■ About this exercise ■
Copy out each line containing "children" from the entries below.

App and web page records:

_ _ _

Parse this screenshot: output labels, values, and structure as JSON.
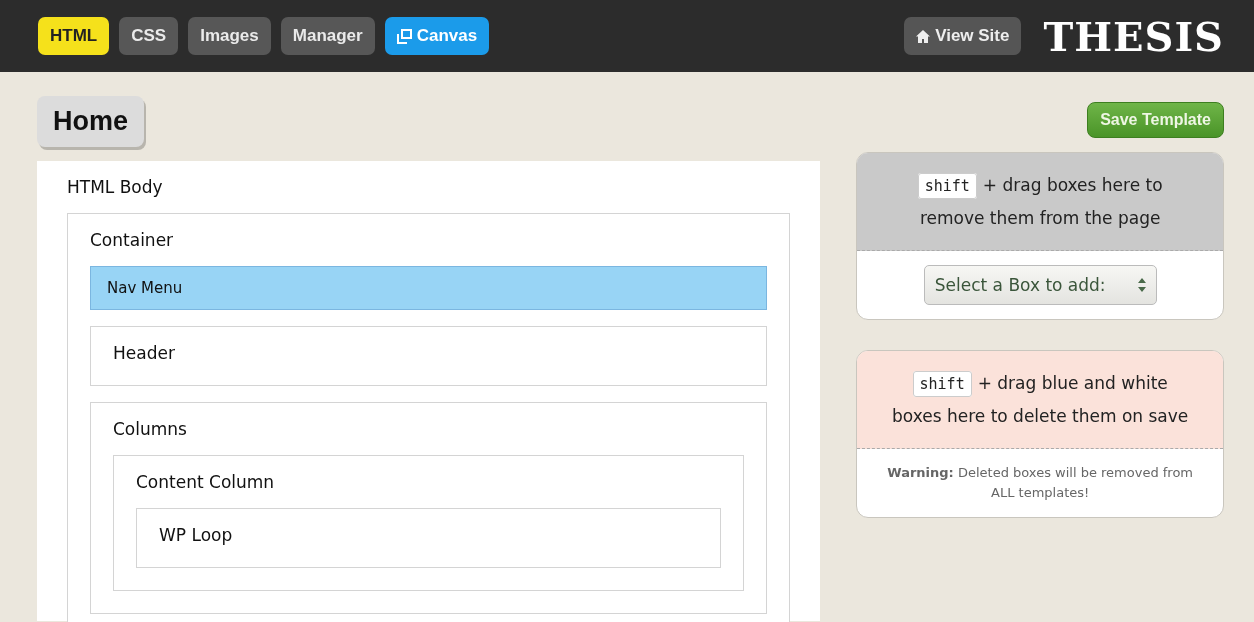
{
  "tabs": [
    {
      "label": "HTML",
      "kind": "plain",
      "selected": true
    },
    {
      "label": "CSS",
      "kind": "plain",
      "selected": false
    },
    {
      "label": "Images",
      "kind": "plain",
      "selected": false
    },
    {
      "label": "Manager",
      "kind": "plain",
      "selected": false
    },
    {
      "label": "Canvas",
      "kind": "canvas",
      "selected": false
    }
  ],
  "view_site": {
    "label": "View Site"
  },
  "logo": "THESIS",
  "page_title": "Home",
  "save_button": "Save Template",
  "tree": {
    "label": "HTML Body",
    "kind": "panel",
    "children": [
      {
        "label": "Container",
        "kind": "box",
        "children": [
          {
            "label": "Nav Menu",
            "kind": "blue"
          },
          {
            "label": "Header",
            "kind": "box"
          },
          {
            "label": "Columns",
            "kind": "box",
            "children": [
              {
                "label": "Content Column",
                "kind": "box",
                "children": [
                  {
                    "label": "WP Loop",
                    "kind": "box"
                  }
                ]
              }
            ]
          }
        ]
      }
    ]
  },
  "drop_zones": [
    {
      "kind": "remove",
      "key": "shift",
      "text_lines": [
        "+ drag boxes here to",
        "remove them from the page"
      ],
      "select": {
        "value": "Select a Box to add:"
      }
    },
    {
      "kind": "delete",
      "key": "shift",
      "text_lines": [
        "+ drag blue and white",
        "boxes here to delete them on save"
      ],
      "note": "**Warning:** Deleted boxes will be removed from ALL templates!"
    }
  ]
}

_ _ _

■ Exercise result ■
    "children": [
        "children": [
            "children": [
                "children": [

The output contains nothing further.